┏━━

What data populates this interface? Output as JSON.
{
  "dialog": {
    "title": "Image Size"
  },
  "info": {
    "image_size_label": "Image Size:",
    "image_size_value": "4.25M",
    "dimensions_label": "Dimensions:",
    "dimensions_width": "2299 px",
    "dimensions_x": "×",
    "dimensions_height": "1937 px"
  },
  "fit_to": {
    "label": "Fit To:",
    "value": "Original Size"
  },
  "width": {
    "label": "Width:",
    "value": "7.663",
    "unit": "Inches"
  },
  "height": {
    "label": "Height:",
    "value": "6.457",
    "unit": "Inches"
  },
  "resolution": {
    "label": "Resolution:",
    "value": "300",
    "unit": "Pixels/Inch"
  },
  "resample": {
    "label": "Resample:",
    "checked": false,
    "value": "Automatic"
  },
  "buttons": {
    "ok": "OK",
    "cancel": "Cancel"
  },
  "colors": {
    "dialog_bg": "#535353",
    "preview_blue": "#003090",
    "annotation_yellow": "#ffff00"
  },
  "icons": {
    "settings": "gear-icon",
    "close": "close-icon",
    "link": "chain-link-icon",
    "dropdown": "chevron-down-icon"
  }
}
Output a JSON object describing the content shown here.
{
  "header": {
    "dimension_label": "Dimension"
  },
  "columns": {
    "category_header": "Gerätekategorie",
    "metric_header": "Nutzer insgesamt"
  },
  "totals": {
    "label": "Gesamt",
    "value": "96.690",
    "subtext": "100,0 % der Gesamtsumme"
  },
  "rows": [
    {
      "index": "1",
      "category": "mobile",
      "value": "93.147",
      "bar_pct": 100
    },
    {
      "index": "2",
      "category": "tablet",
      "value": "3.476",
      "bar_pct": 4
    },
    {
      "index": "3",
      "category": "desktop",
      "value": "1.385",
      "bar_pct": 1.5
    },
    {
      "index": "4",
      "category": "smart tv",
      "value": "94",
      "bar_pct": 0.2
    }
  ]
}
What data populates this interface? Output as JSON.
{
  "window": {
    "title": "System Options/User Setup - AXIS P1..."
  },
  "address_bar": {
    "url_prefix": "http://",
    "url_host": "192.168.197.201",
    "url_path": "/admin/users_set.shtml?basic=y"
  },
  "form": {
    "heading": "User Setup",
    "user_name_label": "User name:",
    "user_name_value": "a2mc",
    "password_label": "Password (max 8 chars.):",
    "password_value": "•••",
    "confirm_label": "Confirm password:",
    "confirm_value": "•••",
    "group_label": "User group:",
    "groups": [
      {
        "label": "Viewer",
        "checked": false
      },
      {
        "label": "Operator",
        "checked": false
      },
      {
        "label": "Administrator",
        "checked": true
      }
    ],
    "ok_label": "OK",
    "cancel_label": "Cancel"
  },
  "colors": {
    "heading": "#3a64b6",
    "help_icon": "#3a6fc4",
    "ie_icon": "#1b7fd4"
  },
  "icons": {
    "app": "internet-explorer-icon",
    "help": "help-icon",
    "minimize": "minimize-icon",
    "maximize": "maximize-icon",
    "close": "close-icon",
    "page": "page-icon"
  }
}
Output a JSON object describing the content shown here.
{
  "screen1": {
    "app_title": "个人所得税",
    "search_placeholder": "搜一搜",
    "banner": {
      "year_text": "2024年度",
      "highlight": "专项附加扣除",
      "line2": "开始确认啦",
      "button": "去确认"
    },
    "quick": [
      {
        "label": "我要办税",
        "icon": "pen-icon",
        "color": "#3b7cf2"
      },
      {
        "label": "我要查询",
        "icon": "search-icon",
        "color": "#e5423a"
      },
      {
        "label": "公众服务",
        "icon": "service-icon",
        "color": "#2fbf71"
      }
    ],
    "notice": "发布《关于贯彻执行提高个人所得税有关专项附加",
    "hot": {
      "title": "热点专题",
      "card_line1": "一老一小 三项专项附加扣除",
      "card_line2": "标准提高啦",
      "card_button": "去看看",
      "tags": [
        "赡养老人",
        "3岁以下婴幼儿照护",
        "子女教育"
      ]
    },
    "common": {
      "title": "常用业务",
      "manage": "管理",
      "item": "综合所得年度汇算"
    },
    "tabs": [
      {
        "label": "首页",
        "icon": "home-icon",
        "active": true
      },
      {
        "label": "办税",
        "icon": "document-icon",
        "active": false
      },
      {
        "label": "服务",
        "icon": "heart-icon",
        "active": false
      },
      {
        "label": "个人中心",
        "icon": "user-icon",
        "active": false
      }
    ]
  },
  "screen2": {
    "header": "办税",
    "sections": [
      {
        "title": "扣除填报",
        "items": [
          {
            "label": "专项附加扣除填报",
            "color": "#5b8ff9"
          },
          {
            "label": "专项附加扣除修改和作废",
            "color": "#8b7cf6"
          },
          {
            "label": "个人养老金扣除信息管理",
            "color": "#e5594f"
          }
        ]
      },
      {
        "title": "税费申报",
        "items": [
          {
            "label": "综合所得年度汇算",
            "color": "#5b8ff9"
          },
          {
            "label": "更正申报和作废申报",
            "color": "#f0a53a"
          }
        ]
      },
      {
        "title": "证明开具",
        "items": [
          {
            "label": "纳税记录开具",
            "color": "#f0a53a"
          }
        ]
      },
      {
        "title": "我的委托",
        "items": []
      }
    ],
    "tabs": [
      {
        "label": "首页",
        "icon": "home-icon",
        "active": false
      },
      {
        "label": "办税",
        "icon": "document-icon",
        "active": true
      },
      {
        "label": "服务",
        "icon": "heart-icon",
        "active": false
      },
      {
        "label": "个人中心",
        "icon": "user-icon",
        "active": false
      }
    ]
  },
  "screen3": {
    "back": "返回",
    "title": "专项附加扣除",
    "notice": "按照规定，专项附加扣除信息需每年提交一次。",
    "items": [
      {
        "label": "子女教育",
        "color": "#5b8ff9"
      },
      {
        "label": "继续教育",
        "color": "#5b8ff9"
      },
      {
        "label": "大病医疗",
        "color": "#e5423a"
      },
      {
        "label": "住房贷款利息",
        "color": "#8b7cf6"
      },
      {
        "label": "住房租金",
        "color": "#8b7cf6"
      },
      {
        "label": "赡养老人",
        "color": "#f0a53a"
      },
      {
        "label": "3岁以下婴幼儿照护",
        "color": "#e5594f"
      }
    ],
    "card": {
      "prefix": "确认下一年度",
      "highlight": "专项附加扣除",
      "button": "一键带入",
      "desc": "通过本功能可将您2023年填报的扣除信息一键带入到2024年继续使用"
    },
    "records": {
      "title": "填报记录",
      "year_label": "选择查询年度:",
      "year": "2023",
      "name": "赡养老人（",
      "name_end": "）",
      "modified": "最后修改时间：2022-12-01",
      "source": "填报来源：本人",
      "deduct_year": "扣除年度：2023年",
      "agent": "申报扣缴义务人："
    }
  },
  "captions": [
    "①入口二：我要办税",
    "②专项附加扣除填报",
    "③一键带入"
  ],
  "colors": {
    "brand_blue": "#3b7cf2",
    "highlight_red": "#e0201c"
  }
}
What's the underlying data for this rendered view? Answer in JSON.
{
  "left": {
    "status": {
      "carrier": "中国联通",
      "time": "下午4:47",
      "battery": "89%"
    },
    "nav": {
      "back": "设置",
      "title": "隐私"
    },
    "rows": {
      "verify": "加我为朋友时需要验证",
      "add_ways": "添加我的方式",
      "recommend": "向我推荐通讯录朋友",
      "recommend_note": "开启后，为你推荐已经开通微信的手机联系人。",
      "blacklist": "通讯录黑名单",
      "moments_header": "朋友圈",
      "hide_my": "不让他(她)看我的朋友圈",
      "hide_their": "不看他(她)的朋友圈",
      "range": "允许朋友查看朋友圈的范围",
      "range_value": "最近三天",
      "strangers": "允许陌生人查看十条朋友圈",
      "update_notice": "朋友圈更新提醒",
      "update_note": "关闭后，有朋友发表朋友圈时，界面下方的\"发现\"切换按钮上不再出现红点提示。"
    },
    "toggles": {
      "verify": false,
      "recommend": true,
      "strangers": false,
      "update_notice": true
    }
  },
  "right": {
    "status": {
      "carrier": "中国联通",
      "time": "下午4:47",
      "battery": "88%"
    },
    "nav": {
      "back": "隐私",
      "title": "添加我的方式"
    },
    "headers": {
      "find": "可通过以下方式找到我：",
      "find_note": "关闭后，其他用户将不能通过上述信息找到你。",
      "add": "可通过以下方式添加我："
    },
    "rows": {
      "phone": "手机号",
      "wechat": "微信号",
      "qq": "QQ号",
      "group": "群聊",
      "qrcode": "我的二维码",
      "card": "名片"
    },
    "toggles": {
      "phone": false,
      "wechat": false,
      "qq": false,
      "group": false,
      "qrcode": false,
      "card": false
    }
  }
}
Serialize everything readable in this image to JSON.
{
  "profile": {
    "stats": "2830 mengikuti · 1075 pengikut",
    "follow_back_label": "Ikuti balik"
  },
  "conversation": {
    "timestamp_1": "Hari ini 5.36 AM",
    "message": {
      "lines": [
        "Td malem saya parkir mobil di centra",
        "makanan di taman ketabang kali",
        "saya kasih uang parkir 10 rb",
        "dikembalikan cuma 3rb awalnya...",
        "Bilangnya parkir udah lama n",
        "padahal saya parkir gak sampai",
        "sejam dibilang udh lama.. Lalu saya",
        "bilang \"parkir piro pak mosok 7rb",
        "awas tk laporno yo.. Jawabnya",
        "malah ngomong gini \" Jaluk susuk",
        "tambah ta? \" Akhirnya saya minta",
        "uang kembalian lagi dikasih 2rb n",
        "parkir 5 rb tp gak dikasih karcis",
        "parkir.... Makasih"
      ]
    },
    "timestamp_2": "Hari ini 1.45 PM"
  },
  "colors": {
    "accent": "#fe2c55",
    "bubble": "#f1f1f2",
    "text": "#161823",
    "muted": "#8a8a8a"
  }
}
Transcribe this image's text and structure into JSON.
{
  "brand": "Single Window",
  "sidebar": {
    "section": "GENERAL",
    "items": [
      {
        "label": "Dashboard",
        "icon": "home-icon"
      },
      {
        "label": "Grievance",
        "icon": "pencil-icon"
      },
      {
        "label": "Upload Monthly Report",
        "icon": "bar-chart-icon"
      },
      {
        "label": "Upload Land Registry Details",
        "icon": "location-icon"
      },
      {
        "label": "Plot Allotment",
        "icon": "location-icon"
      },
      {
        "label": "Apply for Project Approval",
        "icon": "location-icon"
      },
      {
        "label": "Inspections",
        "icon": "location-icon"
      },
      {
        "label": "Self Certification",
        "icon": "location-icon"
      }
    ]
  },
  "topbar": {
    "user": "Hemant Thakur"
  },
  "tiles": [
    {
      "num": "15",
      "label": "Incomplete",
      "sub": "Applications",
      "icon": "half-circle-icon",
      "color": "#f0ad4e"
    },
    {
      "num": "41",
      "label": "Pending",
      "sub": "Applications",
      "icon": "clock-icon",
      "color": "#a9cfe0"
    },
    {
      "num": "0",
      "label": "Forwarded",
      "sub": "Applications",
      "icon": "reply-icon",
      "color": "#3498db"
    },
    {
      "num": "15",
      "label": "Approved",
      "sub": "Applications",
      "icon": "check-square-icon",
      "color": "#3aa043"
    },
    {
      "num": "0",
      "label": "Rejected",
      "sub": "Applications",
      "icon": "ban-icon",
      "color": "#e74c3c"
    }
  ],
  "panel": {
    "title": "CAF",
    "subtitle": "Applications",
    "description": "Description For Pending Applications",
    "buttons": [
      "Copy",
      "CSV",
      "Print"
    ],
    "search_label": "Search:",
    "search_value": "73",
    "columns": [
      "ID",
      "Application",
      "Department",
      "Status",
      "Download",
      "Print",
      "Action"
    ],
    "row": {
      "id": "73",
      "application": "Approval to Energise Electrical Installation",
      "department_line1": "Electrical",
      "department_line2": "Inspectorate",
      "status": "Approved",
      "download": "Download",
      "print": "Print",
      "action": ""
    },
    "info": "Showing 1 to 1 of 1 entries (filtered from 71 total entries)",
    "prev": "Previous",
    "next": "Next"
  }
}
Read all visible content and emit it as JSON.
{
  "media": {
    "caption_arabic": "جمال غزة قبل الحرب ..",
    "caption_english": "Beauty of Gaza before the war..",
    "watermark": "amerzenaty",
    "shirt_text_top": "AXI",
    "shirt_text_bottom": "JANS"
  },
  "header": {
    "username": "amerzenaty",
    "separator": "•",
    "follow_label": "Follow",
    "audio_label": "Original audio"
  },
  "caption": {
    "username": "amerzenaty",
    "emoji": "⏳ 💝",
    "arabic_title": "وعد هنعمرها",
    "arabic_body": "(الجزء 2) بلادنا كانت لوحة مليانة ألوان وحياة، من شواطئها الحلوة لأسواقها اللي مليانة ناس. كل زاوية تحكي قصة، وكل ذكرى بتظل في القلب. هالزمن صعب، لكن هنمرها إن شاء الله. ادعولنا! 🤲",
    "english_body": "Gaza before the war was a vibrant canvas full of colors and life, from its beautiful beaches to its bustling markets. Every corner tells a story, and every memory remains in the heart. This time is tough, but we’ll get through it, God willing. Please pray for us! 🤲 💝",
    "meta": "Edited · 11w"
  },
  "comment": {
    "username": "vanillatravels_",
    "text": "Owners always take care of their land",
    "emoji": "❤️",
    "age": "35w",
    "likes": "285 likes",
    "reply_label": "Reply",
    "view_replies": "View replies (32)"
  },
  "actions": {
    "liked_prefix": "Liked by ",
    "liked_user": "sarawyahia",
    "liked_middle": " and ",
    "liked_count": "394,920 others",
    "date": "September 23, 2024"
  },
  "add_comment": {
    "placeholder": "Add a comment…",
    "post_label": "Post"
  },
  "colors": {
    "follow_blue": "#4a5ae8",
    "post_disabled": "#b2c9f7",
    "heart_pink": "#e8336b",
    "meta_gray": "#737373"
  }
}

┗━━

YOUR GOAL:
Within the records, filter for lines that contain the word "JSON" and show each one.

SOLUTION:
What data populates this interface? Output as JSON.
Output a JSON object describing the content shown here.
What data populates this interface? Output as JSON.
Output a JSON object describing the content shown here.
What's the underlying data for this rendered view? Answer in JSON.
Serialize everything readable in this image to JSON.
Transcribe this image's text and structure into JSON.
Read all visible content and emit it as JSON.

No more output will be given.